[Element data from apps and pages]
============
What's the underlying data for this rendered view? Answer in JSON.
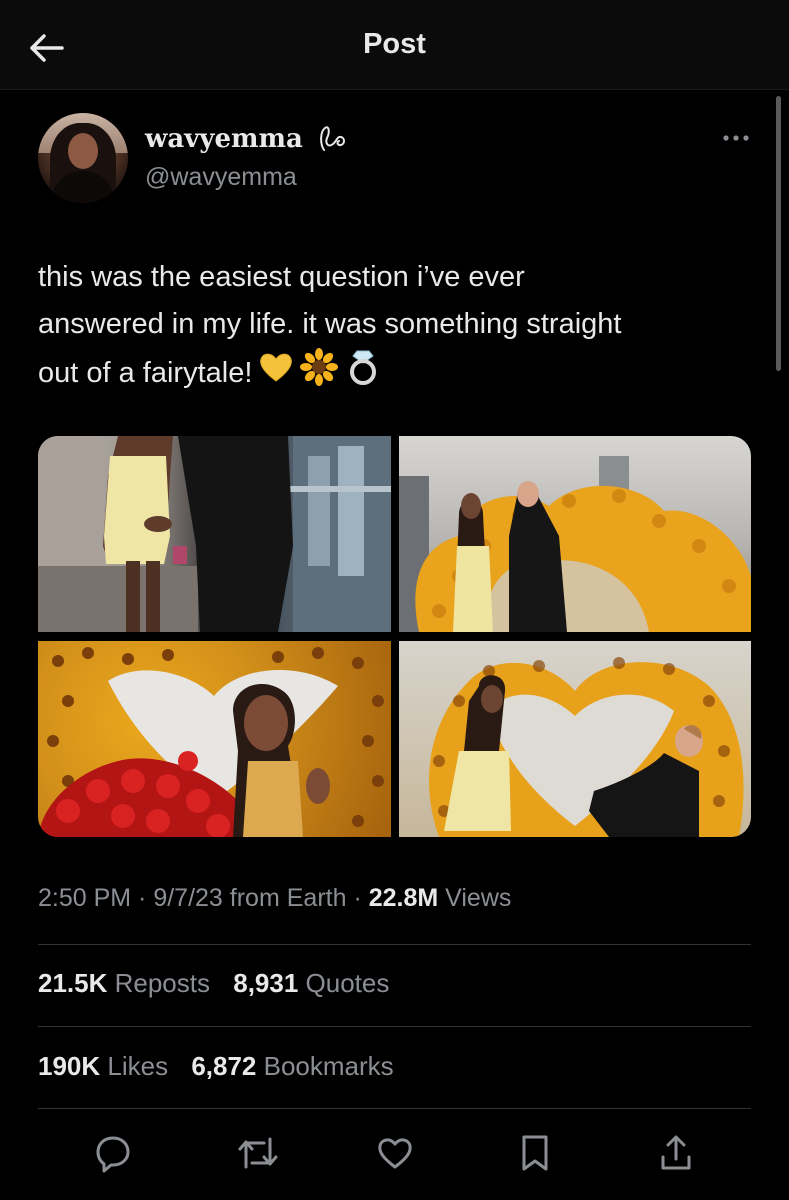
{
  "header": {
    "title": "Post",
    "back_icon": "back-arrow-icon"
  },
  "author": {
    "display_name": "wavyemma",
    "handle": "@wavyemma",
    "name_icon": "cursive-signature-icon"
  },
  "post": {
    "text_lines": [
      "this was the easiest question i’ve ever",
      "answered in my life. it was something straight",
      "out of a fairytale!"
    ],
    "emojis": [
      "yellow-heart",
      "sunflower",
      "ring"
    ],
    "media_count": 4
  },
  "meta": {
    "time": "2:50 PM",
    "sep1": " · ",
    "date": "9/7/23",
    "source": " from Earth",
    "sep2": " · ",
    "views_count": "22.8M",
    "views_label": " Views"
  },
  "stats": {
    "reposts_count": "21.5K",
    "reposts_label": " Reposts",
    "quotes_count": "8,931",
    "quotes_label": " Quotes",
    "likes_count": "190K",
    "likes_label": " Likes",
    "bookmarks_count": "6,872",
    "bookmarks_label": " Bookmarks"
  },
  "actions": [
    "reply-icon",
    "repost-icon",
    "like-icon",
    "bookmark-icon",
    "share-icon"
  ],
  "colors": {
    "background": "#000000",
    "text_primary": "#e7e9ea",
    "text_secondary": "#8b8f94",
    "divider": "#2f3336"
  }
}
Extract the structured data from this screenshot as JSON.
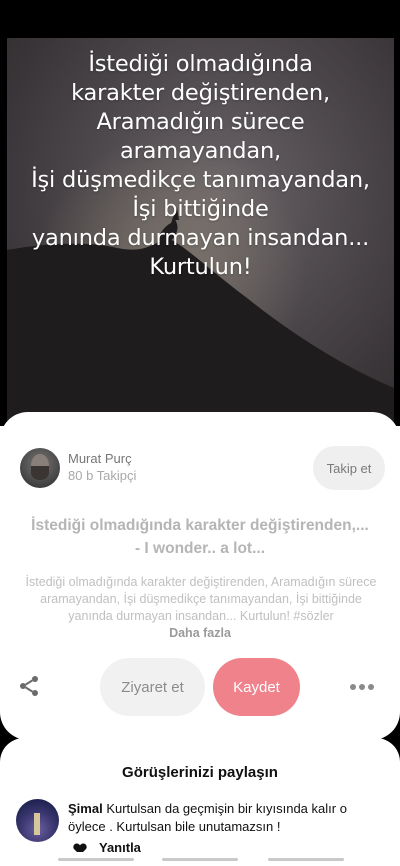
{
  "pin": {
    "quote_text": "İstediği olmadığında\nkarakter değiştirenden,\nAramadığın sürece\naramayandan,\nİşi düşmedikçe tanımayandan,\nİşi bittiğinde\nyanında durmayan insandan...\nKurtulun!"
  },
  "profile": {
    "name": "Murat Purç",
    "followers": "80 b Takipçi",
    "follow_label": "Takip et"
  },
  "details": {
    "title": "İstediği olmadığında karakter değiştirenden,...\n- I wonder.. a lot...",
    "description": "İstediği olmadığında karakter değiştirenden,  Aramadığın sürece aramayandan,  İşi düşmedikçe tanımayandan,  İşi bittiğinde yanında durmayan insandan...  Kurtulun!  #sözler",
    "more_label": "Daha fazla"
  },
  "actions": {
    "share_icon": "share-icon",
    "visit_label": "Ziyaret et",
    "save_label": "Kaydet",
    "more_icon": "more-horizontal-icon",
    "save_color": "#f0828c"
  },
  "comments": {
    "heading": "Görüşlerinizi paylaşın",
    "items": [
      {
        "author": "Şimal",
        "text": "Kurtulsan da geçmişin bir kıyısında kalır o öylece . Kurtulsan bile unutamazsın !",
        "reply_label": "Yanıtla"
      }
    ]
  }
}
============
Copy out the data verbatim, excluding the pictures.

_Written reply_
What's the underlying data for this rendered view? Answer in JSON.
{
  "header": {
    "title": "Post",
    "back_icon": "back-arrow-icon"
  },
  "author": {
    "display_name": "wavyemma",
    "handle": "@wavyemma",
    "name_icon": "cursive-signature-icon"
  },
  "post": {
    "text_lines": [
      "this was the easiest question i’ve ever",
      "answered in my life. it was something straight",
      "out of a fairytale!"
    ],
    "emojis": [
      "yellow-heart",
      "sunflower",
      "ring"
    ],
    "media_count": 4
  },
  "meta": {
    "time": "2:50 PM",
    "sep1": " · ",
    "date": "9/7/23",
    "source": " from Earth",
    "sep2": " · ",
    "views_count": "22.8M",
    "views_label": " Views"
  },
  "stats": {
    "reposts_count": "21.5K",
    "reposts_label": " Reposts",
    "quotes_count": "8,931",
    "quotes_label": " Quotes",
    "likes_count": "190K",
    "likes_label": " Likes",
    "bookmarks_count": "6,872",
    "bookmarks_label": " Bookmarks"
  },
  "actions": [
    "reply-icon",
    "repost-icon",
    "like-icon",
    "bookmark-icon",
    "share-icon"
  ],
  "colors": {
    "background": "#000000",
    "text_primary": "#e7e9ea",
    "text_secondary": "#8b8f94",
    "divider": "#2f3336"
  }
}
Extract the structured data from this screenshot as JSON.
{
  "pin": {
    "quote_text": "İstediği olmadığında\nkarakter değiştirenden,\nAramadığın sürece\naramayandan,\nİşi düşmedikçe tanımayandan,\nİşi bittiğinde\nyanında durmayan insandan...\nKurtulun!"
  },
  "profile": {
    "name": "Murat Purç",
    "followers": "80 b Takipçi",
    "follow_label": "Takip et"
  },
  "details": {
    "title": "İstediği olmadığında karakter değiştirenden,...\n- I wonder.. a lot...",
    "description": "İstediği olmadığında karakter değiştirenden,  Aramadığın sürece aramayandan,  İşi düşmedikçe tanımayandan,  İşi bittiğinde yanında durmayan insandan...  Kurtulun!  #sözler",
    "more_label": "Daha fazla"
  },
  "actions": {
    "share_icon": "share-icon",
    "visit_label": "Ziyaret et",
    "save_label": "Kaydet",
    "more_icon": "more-horizontal-icon",
    "save_color": "#f0828c"
  },
  "comments": {
    "heading": "Görüşlerinizi paylaşın",
    "items": [
      {
        "author": "Şimal",
        "text": "Kurtulsan da geçmişin bir kıyısında kalır o öylece . Kurtulsan bile unutamazsın !",
        "reply_label": "Yanıtla"
      }
    ]
  }
}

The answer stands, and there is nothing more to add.